◆ EXERCISE AIM
Wherever a line in the records contains the word "JSON", return that line.
[Opening RECORD EXCERPTS section]
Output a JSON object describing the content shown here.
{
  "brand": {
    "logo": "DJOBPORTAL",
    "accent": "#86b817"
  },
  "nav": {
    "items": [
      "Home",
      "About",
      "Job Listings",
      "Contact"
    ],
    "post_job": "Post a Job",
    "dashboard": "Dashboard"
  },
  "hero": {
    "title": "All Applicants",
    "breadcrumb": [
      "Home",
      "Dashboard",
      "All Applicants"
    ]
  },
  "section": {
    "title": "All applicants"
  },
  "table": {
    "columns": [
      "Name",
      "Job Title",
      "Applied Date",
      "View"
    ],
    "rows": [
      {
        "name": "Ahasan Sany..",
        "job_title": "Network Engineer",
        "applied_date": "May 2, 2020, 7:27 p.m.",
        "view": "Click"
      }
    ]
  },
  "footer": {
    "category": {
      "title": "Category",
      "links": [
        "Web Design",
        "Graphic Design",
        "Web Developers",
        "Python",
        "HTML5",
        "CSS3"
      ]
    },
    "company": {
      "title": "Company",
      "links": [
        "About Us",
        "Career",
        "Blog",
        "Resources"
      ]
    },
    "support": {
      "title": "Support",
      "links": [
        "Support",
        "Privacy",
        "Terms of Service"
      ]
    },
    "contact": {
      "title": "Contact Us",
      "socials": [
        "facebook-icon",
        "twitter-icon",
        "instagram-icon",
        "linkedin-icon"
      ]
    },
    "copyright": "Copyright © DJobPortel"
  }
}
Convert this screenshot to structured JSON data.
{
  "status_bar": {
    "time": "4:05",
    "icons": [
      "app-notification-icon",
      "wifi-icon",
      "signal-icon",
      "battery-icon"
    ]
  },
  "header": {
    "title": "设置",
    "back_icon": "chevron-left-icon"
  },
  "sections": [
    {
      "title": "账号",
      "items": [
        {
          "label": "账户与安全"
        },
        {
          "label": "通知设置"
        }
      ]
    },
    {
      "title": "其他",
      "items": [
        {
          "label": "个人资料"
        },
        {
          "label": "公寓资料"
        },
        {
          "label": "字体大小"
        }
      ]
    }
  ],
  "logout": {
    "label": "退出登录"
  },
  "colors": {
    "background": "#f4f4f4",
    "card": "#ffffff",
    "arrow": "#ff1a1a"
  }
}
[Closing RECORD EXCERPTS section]
◆ EXPECTED ANSWER
Output a JSON object describing the content shown here.
Convert this screenshot to structured JSON data.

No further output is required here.